Excerpts from an interface dataset
>>>

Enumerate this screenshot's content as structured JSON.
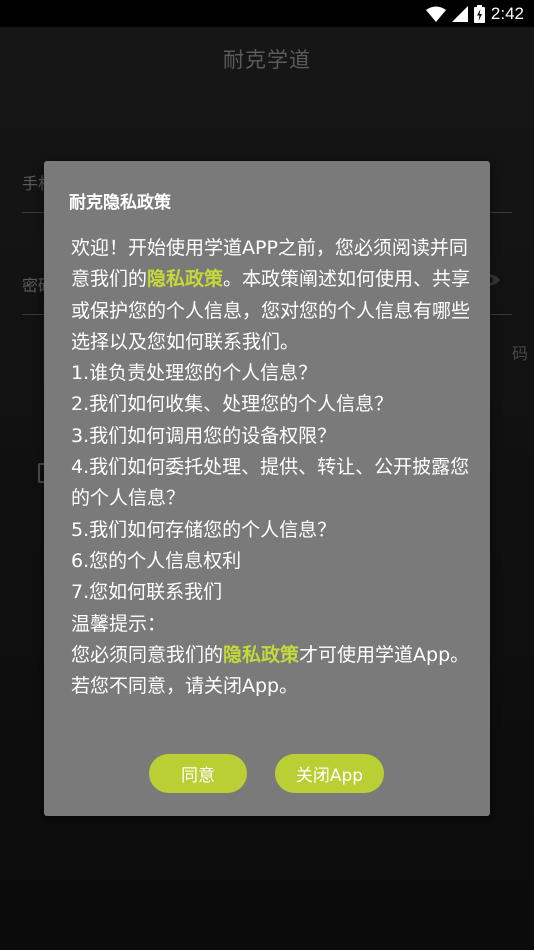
{
  "status_bar": {
    "time": "2:42",
    "icons": [
      "wifi-icon",
      "signal-icon",
      "battery-charging-icon"
    ]
  },
  "app": {
    "title": "耐克学道",
    "phone_label": "手机",
    "password_label": "密码",
    "right_hint": "码"
  },
  "dialog": {
    "title": "耐克隐私政策",
    "intro": {
      "before": "欢迎！开始使用学道APP之前，您必须阅读并同意我们的",
      "link": "隐私政策",
      "after": "。本政策阐述如何使用、共享或保护您的个人信息，您对您的个人信息有哪些选择以及您如何联系我们。"
    },
    "items": [
      "1.谁负责处理您的个人信息？",
      "2.我们如何收集、处理您的个人信息？",
      "3.我们如何调用您的设备权限？",
      "4.我们如何委托处理、提供、转让、公开披露您的个人信息？",
      "5.我们如何存储您的个人信息？",
      "6.您的个人信息权利",
      "7.您如何联系我们"
    ],
    "tip_heading": "温馨提示：",
    "tip": {
      "before": "您必须同意我们的",
      "link": "隐私政策",
      "after": "才可使用学道App。若您不同意，请关闭App。"
    },
    "agree_label": "同意",
    "close_label": "关闭App"
  },
  "colors": {
    "dialog_bg": "#7a7a7a",
    "accent": "#b9cf34",
    "highlight_text": "#c4d83a",
    "background": "#1c1c1c"
  }
}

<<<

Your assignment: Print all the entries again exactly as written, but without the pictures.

Response to the task:
Enumerate this screenshot's content as structured JSON.
{
  "status_bar": {
    "time": "2:42",
    "icons": [
      "wifi-icon",
      "signal-icon",
      "battery-charging-icon"
    ]
  },
  "app": {
    "title": "耐克学道",
    "phone_label": "手机",
    "password_label": "密码",
    "right_hint": "码"
  },
  "dialog": {
    "title": "耐克隐私政策",
    "intro": {
      "before": "欢迎！开始使用学道APP之前，您必须阅读并同意我们的",
      "link": "隐私政策",
      "after": "。本政策阐述如何使用、共享或保护您的个人信息，您对您的个人信息有哪些选择以及您如何联系我们。"
    },
    "items": [
      "1.谁负责处理您的个人信息？",
      "2.我们如何收集、处理您的个人信息？",
      "3.我们如何调用您的设备权限？",
      "4.我们如何委托处理、提供、转让、公开披露您的个人信息？",
      "5.我们如何存储您的个人信息？",
      "6.您的个人信息权利",
      "7.您如何联系我们"
    ],
    "tip_heading": "温馨提示：",
    "tip": {
      "before": "您必须同意我们的",
      "link": "隐私政策",
      "after": "才可使用学道App。若您不同意，请关闭App。"
    },
    "agree_label": "同意",
    "close_label": "关闭App"
  },
  "colors": {
    "dialog_bg": "#7a7a7a",
    "accent": "#b9cf34",
    "highlight_text": "#c4d83a",
    "background": "#1c1c1c"
  }
}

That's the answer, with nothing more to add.